» **About this exercise**:
Each entry in the material below should be copied without any alteration.

» **Given data**:
--------
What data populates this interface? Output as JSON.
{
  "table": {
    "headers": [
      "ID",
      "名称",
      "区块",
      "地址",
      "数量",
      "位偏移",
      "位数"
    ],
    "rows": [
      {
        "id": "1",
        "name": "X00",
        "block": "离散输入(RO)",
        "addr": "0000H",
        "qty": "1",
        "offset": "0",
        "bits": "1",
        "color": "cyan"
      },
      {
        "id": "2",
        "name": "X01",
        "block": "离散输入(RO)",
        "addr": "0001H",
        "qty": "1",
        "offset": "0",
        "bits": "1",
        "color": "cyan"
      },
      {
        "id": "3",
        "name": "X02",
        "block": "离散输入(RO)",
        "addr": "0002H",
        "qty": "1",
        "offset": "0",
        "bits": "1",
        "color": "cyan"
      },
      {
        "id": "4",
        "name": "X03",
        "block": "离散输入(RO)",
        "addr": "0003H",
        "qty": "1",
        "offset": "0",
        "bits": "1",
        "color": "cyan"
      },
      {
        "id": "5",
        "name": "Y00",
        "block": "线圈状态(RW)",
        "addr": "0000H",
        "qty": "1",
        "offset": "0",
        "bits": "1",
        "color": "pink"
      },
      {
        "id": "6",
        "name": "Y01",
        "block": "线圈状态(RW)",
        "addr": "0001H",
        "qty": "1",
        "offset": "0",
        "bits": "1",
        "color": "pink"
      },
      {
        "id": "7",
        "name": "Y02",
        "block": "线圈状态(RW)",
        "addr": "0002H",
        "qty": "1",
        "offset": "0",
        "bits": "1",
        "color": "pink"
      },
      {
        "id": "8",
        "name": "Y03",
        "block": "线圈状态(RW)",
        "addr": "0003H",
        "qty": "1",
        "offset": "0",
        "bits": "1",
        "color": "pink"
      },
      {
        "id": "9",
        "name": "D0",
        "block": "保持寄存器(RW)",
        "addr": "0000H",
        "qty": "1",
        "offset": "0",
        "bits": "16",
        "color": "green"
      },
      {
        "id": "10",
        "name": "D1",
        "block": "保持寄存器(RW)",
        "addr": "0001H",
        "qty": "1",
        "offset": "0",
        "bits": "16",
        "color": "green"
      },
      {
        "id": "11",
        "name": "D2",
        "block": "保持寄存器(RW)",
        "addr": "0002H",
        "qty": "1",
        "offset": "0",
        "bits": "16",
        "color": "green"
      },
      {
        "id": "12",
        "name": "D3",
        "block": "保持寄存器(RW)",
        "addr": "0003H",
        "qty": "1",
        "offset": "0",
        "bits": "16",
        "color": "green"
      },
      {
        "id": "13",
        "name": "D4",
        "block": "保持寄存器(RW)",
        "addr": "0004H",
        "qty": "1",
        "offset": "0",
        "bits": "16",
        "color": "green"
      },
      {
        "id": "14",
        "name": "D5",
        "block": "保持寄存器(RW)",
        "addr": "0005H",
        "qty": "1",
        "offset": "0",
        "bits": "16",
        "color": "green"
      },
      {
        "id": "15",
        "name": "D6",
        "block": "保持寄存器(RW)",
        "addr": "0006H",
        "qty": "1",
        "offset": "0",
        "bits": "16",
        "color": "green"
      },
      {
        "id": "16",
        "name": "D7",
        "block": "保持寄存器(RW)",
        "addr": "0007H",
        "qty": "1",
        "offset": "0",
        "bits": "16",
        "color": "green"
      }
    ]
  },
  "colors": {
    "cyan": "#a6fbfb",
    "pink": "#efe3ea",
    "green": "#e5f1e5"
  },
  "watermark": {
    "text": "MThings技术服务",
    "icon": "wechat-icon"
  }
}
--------
» **Output for this exercise**:
What data populates this interface? Output as JSON.
{
  "table": {
    "headers": [
      "ID",
      "名称",
      "区块",
      "地址",
      "数量",
      "位偏移",
      "位数"
    ],
    "rows": [
      {
        "id": "1",
        "name": "X00",
        "block": "离散输入(RO)",
        "addr": "0000H",
        "qty": "1",
        "offset": "0",
        "bits": "1",
        "color": "cyan"
      },
      {
        "id": "2",
        "name": "X01",
        "block": "离散输入(RO)",
        "addr": "0001H",
        "qty": "1",
        "offset": "0",
        "bits": "1",
        "color": "cyan"
      },
      {
        "id": "3",
        "name": "X02",
        "block": "离散输入(RO)",
        "addr": "0002H",
        "qty": "1",
        "offset": "0",
        "bits": "1",
        "color": "cyan"
      },
      {
        "id": "4",
        "name": "X03",
        "block": "离散输入(RO)",
        "addr": "0003H",
        "qty": "1",
        "offset": "0",
        "bits": "1",
        "color": "cyan"
      },
      {
        "id": "5",
        "name": "Y00",
        "block": "线圈状态(RW)",
        "addr": "0000H",
        "qty": "1",
        "offset": "0",
        "bits": "1",
        "color": "pink"
      },
      {
        "id": "6",
        "name": "Y01",
        "block": "线圈状态(RW)",
        "addr": "0001H",
        "qty": "1",
        "offset": "0",
        "bits": "1",
        "color": "pink"
      },
      {
        "id": "7",
        "name": "Y02",
        "block": "线圈状态(RW)",
        "addr": "0002H",
        "qty": "1",
        "offset": "0",
        "bits": "1",
        "color": "pink"
      },
      {
        "id": "8",
        "name": "Y03",
        "block": "线圈状态(RW)",
        "addr": "0003H",
        "qty": "1",
        "offset": "0",
        "bits": "1",
        "color": "pink"
      },
      {
        "id": "9",
        "name": "D0",
        "block": "保持寄存器(RW)",
        "addr": "0000H",
        "qty": "1",
        "offset": "0",
        "bits": "16",
        "color": "green"
      },
      {
        "id": "10",
        "name": "D1",
        "block": "保持寄存器(RW)",
        "addr": "0001H",
        "qty": "1",
        "offset": "0",
        "bits": "16",
        "color": "green"
      },
      {
        "id": "11",
        "name": "D2",
        "block": "保持寄存器(RW)",
        "addr": "0002H",
        "qty": "1",
        "offset": "0",
        "bits": "16",
        "color": "green"
      },
      {
        "id": "12",
        "name": "D3",
        "block": "保持寄存器(RW)",
        "addr": "0003H",
        "qty": "1",
        "offset": "0",
        "bits": "16",
        "color": "green"
      },
      {
        "id": "13",
        "name": "D4",
        "block": "保持寄存器(RW)",
        "addr": "0004H",
        "qty": "1",
        "offset": "0",
        "bits": "16",
        "color": "green"
      },
      {
        "id": "14",
        "name": "D5",
        "block": "保持寄存器(RW)",
        "addr": "0005H",
        "qty": "1",
        "offset": "0",
        "bits": "16",
        "color": "green"
      },
      {
        "id": "15",
        "name": "D6",
        "block": "保持寄存器(RW)",
        "addr": "0006H",
        "qty": "1",
        "offset": "0",
        "bits": "16",
        "color": "green"
      },
      {
        "id": "16",
        "name": "D7",
        "block": "保持寄存器(RW)",
        "addr": "0007H",
        "qty": "1",
        "offset": "0",
        "bits": "16",
        "color": "green"
      }
    ]
  },
  "colors": {
    "cyan": "#a6fbfb",
    "pink": "#efe3ea",
    "green": "#e5f1e5"
  },
  "watermark": {
    "text": "MThings技术服务",
    "icon": "wechat-icon"
  }
}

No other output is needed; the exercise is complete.